Aims:
  • To investigate the patterns of care, quality of life, and comorbidities in Indigenous people with cancers and compare them with non-Indigenous cancer patients, and against clinical guidelines.

Objectives:
  • To identify factors that are modifiable (those related to health services).
Summary:

Despite a similar incidence of cancers, Indigenous Australians have higher mortality rates and poorer survival compared to other Australians. The reasons for this are multi-faceted and may be due to later cancer stage at diagnosis, reduced uptake of or access to treatment, increased comorbidities, and higher rates of more aggressive cancers, however, little is known about these.

Through medical chart reviews, we will investigate the patterns of care of a large cohort of Indigenous and non-Indigenous cancer patients to document and compare diagnostic, treatment and follow-up practices, and determinants of these.

Through qualitative interviews, the study will explore health care professionals' perspectives about Indigenous and non-Indigenous patients who commenced treatment to examine their clinical decision-making, particularly in the context of comorbidity, Indigeneity and geographical isolation from cancer care services; and those who did not commence treatment to examine their reasons for non-uptake or non-completion.

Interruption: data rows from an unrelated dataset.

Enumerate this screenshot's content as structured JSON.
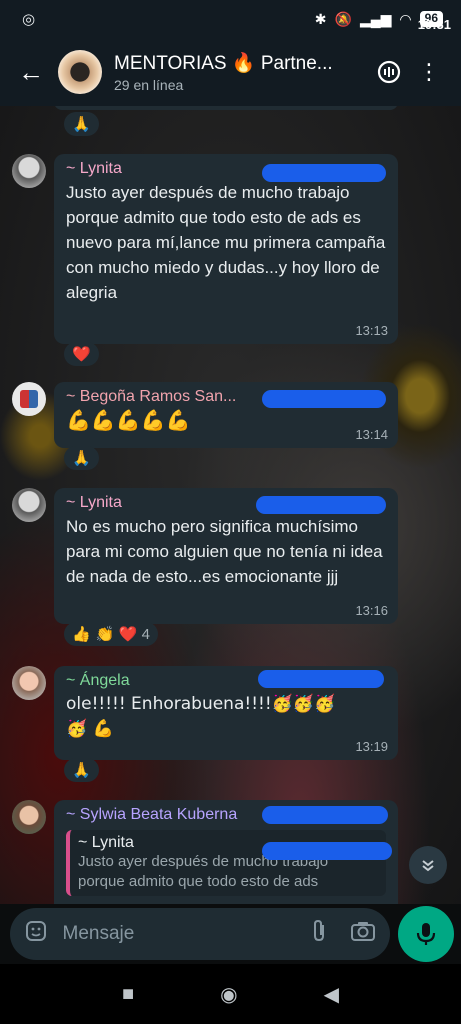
{
  "status_bar": {
    "time": "19:31",
    "battery": "96"
  },
  "header": {
    "title": "MENTORIAS 🔥 Partne...",
    "subtitle": "29 en línea"
  },
  "messages": [
    {
      "sender": "~ Lynita",
      "sender_color": "#f5a8c9",
      "text": "Justo ayer después de mucho trabajo porque admito que todo esto de ads es nuevo para mí,lance mu primera campaña con mucho miedo y dudas...y hoy lloro de alegria",
      "time": "13:13",
      "reaction": "❤️"
    },
    {
      "sender": "~ Begoña Ramos San...",
      "sender_color": "#f1a3ad",
      "text": "💪💪💪💪💪",
      "time": "13:14",
      "reaction": "🙏"
    },
    {
      "sender": "~ Lynita",
      "sender_color": "#f5a8c9",
      "text": "No es mucho pero significa muchísimo para mi como alguien que no tenía ni idea de nada de esto...es emocionante jjj",
      "time": "13:16",
      "reaction": "👍 👏 ❤️",
      "reaction_count": "4"
    },
    {
      "sender": "~ Ángela",
      "sender_color": "#7fd99a",
      "text": "ole!!!!! Enhorabuena!!!!🥳🥳🥳🥳 💪",
      "time": "13:19",
      "reaction": "🙏"
    },
    {
      "sender": "~ Sylwia Beata Kuberna",
      "sender_color": "#b7a4ff",
      "reply_sender": "~ Lynita",
      "reply_text": "Justo ayer después de mucho trabajo porque admito que todo esto de ads"
    }
  ],
  "top_reaction": "🙏",
  "input": {
    "placeholder": "Mensaje"
  },
  "colors": {
    "accent": "#00a884",
    "bubble": "#202c33",
    "header": "#121b22",
    "redaction": "#1a5eea"
  },
  "icons": [
    "whatsapp-icon",
    "bluetooth-icon",
    "mute-icon",
    "signal-icon",
    "wifi-icon",
    "back-arrow-icon",
    "voice-chat-icon",
    "more-options-icon",
    "sticker-icon",
    "attach-icon",
    "camera-icon",
    "mic-icon",
    "scroll-down-icon",
    "nav-recents-icon",
    "nav-home-icon",
    "nav-back-icon"
  ]
}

The study will also explore the patients' perspective about their treatment; their experiences and understanding of cancer and treatment choices, including reasons for uptake of specific treatment option.

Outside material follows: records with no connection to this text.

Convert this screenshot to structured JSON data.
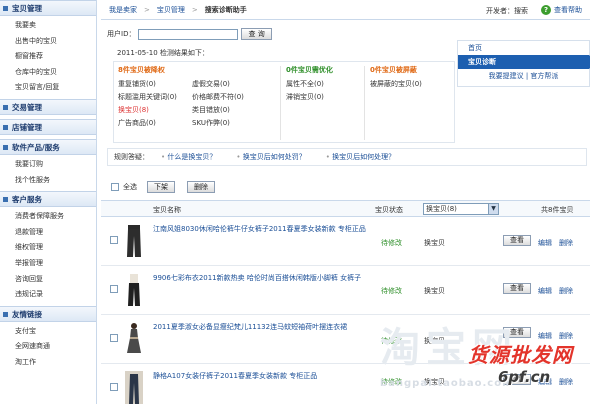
{
  "sidebar": {
    "sections": [
      {
        "title": "宝贝管理",
        "items": [
          "我要卖",
          "出售中的宝贝",
          "橱窗推荐",
          "仓库中的宝贝",
          "宝贝留言/回复"
        ]
      },
      {
        "title": "交易管理",
        "items": []
      },
      {
        "title": "店铺管理",
        "items": []
      },
      {
        "title": "软件产品/服务",
        "items": [
          "我要订购",
          "找个性服务"
        ]
      },
      {
        "title": "客户服务",
        "items": [
          "消费者保障服务",
          "退款管理",
          "维权管理",
          "举报管理",
          "咨询回复",
          "违规记录"
        ]
      },
      {
        "title": "友情链接",
        "items": [
          "支付宝",
          "全网速商通",
          "淘工作"
        ]
      }
    ]
  },
  "topbar": {
    "breadcrumb": [
      "我是卖家",
      "宝贝管理",
      "搜索诊断助手"
    ],
    "developer": "开发者：搜索",
    "help": "查看帮助"
  },
  "diagnose": {
    "user_id_label": "用户ID：",
    "user_id_value": "",
    "query_button": "查 询",
    "result_title": "2011-05-10 检测结果如下：",
    "columns": [
      {
        "title": "8件宝贝被降权",
        "color": "orange",
        "lines": [
          [
            "重复铺货(0)",
            "虚假交易(0)"
          ],
          [
            "标题滥用关键词(0)",
            "价格邮费不符(0)"
          ],
          [
            "换宝贝(8)",
            "类目错放(0)"
          ],
          [
            "广告商品(0)",
            "SKU作弊(0)"
          ]
        ]
      },
      {
        "title": "0件宝贝需优化",
        "color": "green",
        "lines": [
          [
            "属性不全(0)"
          ],
          [
            "滞销宝贝(0)"
          ]
        ]
      },
      {
        "title": "0件宝贝被屏蔽",
        "color": "orange",
        "lines": [
          [
            "被屏蔽的宝贝(0)"
          ]
        ]
      }
    ]
  },
  "right_nav": {
    "home": "首页",
    "active": "宝贝诊断",
    "suggest": "我要提建议",
    "forum": "官方帮派",
    "sep": "|"
  },
  "rules": {
    "label": "规则答疑：",
    "links": [
      "什么是换宝贝？",
      "换宝贝后如何处罚？",
      "换宝贝后如何处理？"
    ]
  },
  "actions": {
    "select_all": "全选",
    "delist": "下架",
    "delete": "删除"
  },
  "table": {
    "headers": {
      "name": "宝贝名称",
      "status": "宝贝状态",
      "filter_value": "换宝贝(8)",
      "count": "共8件宝贝"
    },
    "rows": [
      {
        "name": "江南风姐8030休闲哈伦裤牛仔女裤子2011春夏季女装新款 专柜正品",
        "status": "待修改",
        "type": "换宝贝",
        "view": "查看",
        "edit": "编辑",
        "del": "删除"
      },
      {
        "name": "9906七彩布衣2011新款热卖 哈伦时尚百搭休闲韩版小脚裤 女裤子",
        "status": "待修改",
        "type": "换宝贝",
        "view": "查看",
        "edit": "编辑",
        "del": "删除"
      },
      {
        "name": "2011夏季淑女必备显瘦纪梵儿11132连马蚊短袖荷叶摆连衣裙",
        "status": "待修改",
        "type": "换宝贝",
        "view": "查看",
        "edit": "编辑",
        "del": "删除"
      },
      {
        "name": "静格A107女装仔裤子2011春夏季女装新款 专柜正品",
        "status": "待修改",
        "type": "换宝贝",
        "view": "查看",
        "edit": "编辑",
        "del": "删除"
      }
    ]
  },
  "watermarks": {
    "taobao": "淘宝网",
    "url": "bangpai.taobao.com",
    "promo": "货源批发网",
    "site": "6pf.cn"
  }
}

Implications for policy and practice:

The experience of treatment and the quality of life for the cancer patient would improve if the deficiencies and inequities were addressed. Our results will transfer knowledge about coordination of care to policy and practice and will ultimately lead to improvements in the health of the increasing numbers of Indigenous people with cancer.

Our research has found:

Findings from the medical chart review work suggest that treatment, comorbidities and stage at diagnosis explain most of the poorer cancer outcomes among Indigenous patients. There is a need for a greater understanding of the reasons for delays in diagnosis, and to explain why less cancer treatments are provided (reduced uptake or access to treatment, or this is confounded by un/measured comorbidity). The effect of comorbidity on survival differences need to be fully quantified.

Data collection is under way for the qualitative arm of the study.

Chief Investigators:
Project Manager:
  • Associate Professor Patrica Valery
Project dates:

This project commenced in 2011 and will conclude in 2013.

Funders:
  • National Health and Medical Research Council (NHMRC)
 
  1. Mooi, J.K., Whop, L.J., Valery, P.C., & Sabesan, S.S. (2012). Teleoncology for Indigenous patients: the responses of patients and health workers. Australian Journal of Rural Health, 20(5), 265-269.
  2. Whop, L.J., Garvey, G., Lokuge, K., Mallitt, K.A., & Valery, P.C. (2012). Cancer support services – are they appropriate and accessible for Indigenous cancer patients in Queensland, Australia? Rural and Remote Health, 12, 2018.
  3. Moore, S.P., O’Rourke, P., Mallitt, K.A., Garvey, G., Green, A.C., Coory, M., & Valery, P.C. (2010). MJA paper; Cancer incidence and mortality in Indigenous Australians in Queensland, 1997-2006. Medical Journal of Australia, 193(10),590-3.